Yes, we are talking about those curtains. Those block-out curtains that can effectively reduce sound and block off light. They are easily available in the market, especially at IKEA. The best part is, they are cheap! This is a steal in the world of audiophiles when they build a soundproofed room.
What to look out for
When it comes to buying noise absorbing curtains, ensure that they cover the entire wall length of your wall, from ceiling to the floor. This is important as sound not only passes through the windows (even if they are closed), sound passes through walls and gaps too! So, having a full-length curtain provides total coverage, and blocks / absorbs sound passing through them.
Also, when selecting the material for your block-out curtain, do look out for these traits!
- Heavy, heavy… and heavy
- Pleated (because they are thicker and form wedges, they can triple the noise reduction effectiveness of flat curtains of the same weight and material)
- Suede/velvet material
If you’re worried the block-out curtain will cut off all the light and make your space look gloomy and smaller, fret not!
2. Double-glazed windows
If you’re looking for an added noise reduction option for your noisy home, then you could opt for double glazed windows that come with a layer of insulation in between 2 panels of window glasses. These windows, especially if you’re using laminated acoustic glass, can effectively help to reduce noise from the outside. So, if you’ve always been bothered by that heavy-traffic road near your home, this could safely be your best bet.
What to look out for
Depending on the properties of the double glazed windows, the effectiveness of the noise reduction can vary. To optimally reduce noise, do look out for these properties in such windows.
- Have the widest gap between the 2 panes of glass
- Uses thicker laminated acoustic glass
- Have differing thickness of the 2 glass panes used
But of course, the better the quality of the double glazing, the more you can expect to be paying.
3. And… something dense in your materials
Now, what if, despite using the heavy velvet block-out curtain and the double glazed windows, you still find your house noisy.

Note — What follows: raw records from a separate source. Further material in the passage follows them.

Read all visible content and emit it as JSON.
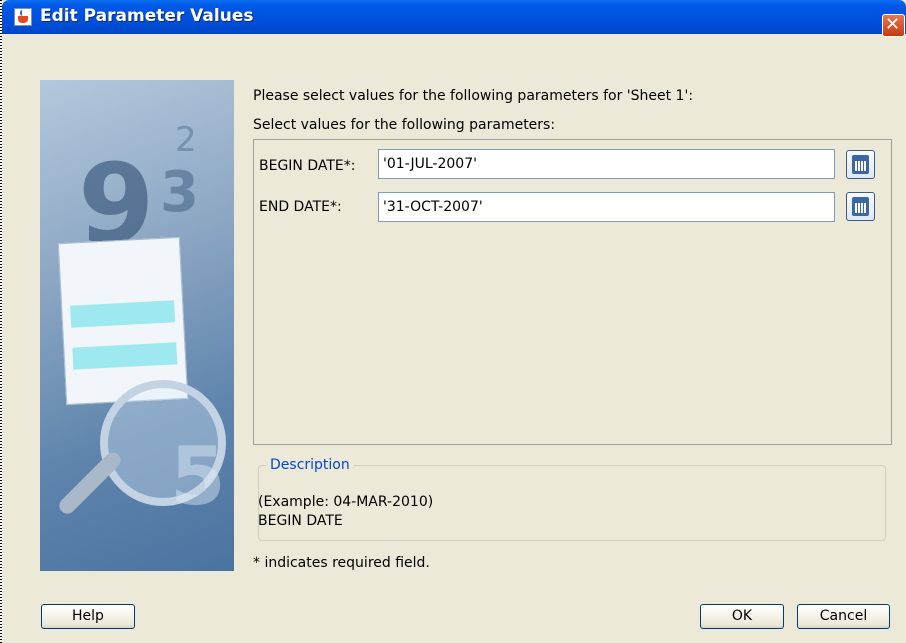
{
  "window": {
    "title": "Edit Parameter Values"
  },
  "prompt": {
    "line1": "Please select values for the following parameters for 'Sheet 1':",
    "line2": "Select values for the following parameters:"
  },
  "params": [
    {
      "label": "BEGIN DATE*:",
      "value": "'01-JUL-2007'",
      "icon": "calendar-icon"
    },
    {
      "label": "END DATE*:",
      "value": "'31-OCT-2007'",
      "icon": "calendar-icon"
    }
  ],
  "description": {
    "legend": "Description",
    "line1": "(Example: 04-MAR-2010)",
    "line2": "BEGIN DATE"
  },
  "note": "* indicates required field.",
  "buttons": {
    "help": "Help",
    "ok": "OK",
    "cancel": "Cancel"
  },
  "colors": {
    "titlebar": "#0054e3",
    "dialog_bg": "#ece9d8",
    "legend_text": "#0046d5"
  }
}
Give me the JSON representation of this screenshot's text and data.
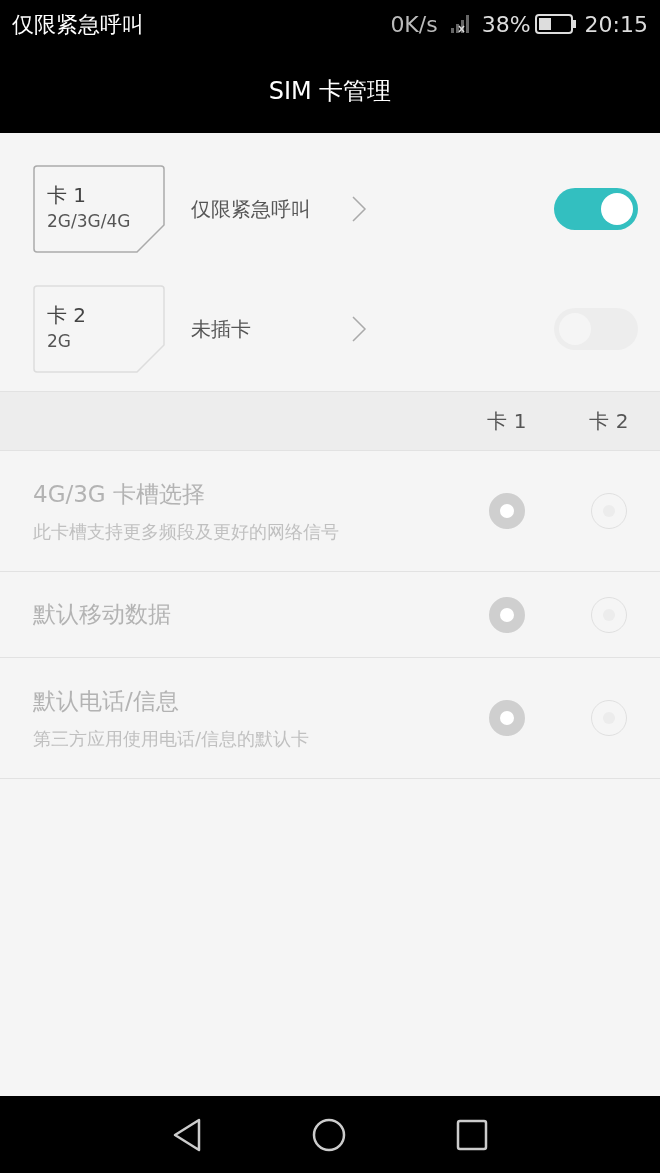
{
  "status_bar": {
    "carrier": "仅限紧急呼叫",
    "speed": "0K/s",
    "battery": "38%",
    "time": "20:15"
  },
  "title": "SIM 卡管理",
  "sims": [
    {
      "name": "卡 1",
      "networks": "2G/3G/4G",
      "status": "仅限紧急呼叫",
      "on": true,
      "disabled": false
    },
    {
      "name": "卡 2",
      "networks": "2G",
      "status": "未插卡",
      "on": false,
      "disabled": true
    }
  ],
  "columns": [
    "卡 1",
    "卡 2"
  ],
  "settings": [
    {
      "title": "4G/3G 卡槽选择",
      "subtitle": "此卡槽支持更多频段及更好的网络信号",
      "disabled": true,
      "options": [
        {
          "selected": true
        },
        {
          "selected": false
        }
      ]
    },
    {
      "title": "默认移动数据",
      "disabled": true,
      "options": [
        {
          "selected": true
        },
        {
          "selected": false
        }
      ]
    },
    {
      "title": "默认电话/信息",
      "subtitle": "第三方应用使用电话/信息的默认卡",
      "disabled": true,
      "options": [
        {
          "selected": true
        },
        {
          "selected": false
        }
      ]
    }
  ]
}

And you really really really can’t stand even that little bit of noise coming from your neighbour’s daily commotion. Then what?
Well, you can still give your house an extra noise reduction treatment. You can do so by making use of dense materials in your home furnishings or built-in materials (e.g. partition walls). This works because it helps to dampen whatever the sound that is coming your way.
What to look out for
One way to reduce noise in your space is by erecting wall partitions that are packed with rock wool. These partitions can not only help to dampen noise but can also be useful in segregating your spaces according to your varying needs. This is particularly helpful if the source of the noise is coming from within the house.
But, what if the source of the noise is from your neighbours upstairs? Unless you want to start a neighbourly war with those above you, you might want to opt for a more straightforward option – false ceilings.
Similar to the concept of wall partitions, you could make well use of false ceiling filled with rock wool to reduce the noise coming from your loud neighbours.
Remember, at the end of the day, regardless of the number of layers of soundproofing you install, noise can still seep in, if your house has plenty of noise entry points. Yes, we are talking about those cracks windows, or even loosely fitted built-in carpentry. If that’s the case, be sure to have them fixed, or make sure that your home design is such that it can be maintained easily.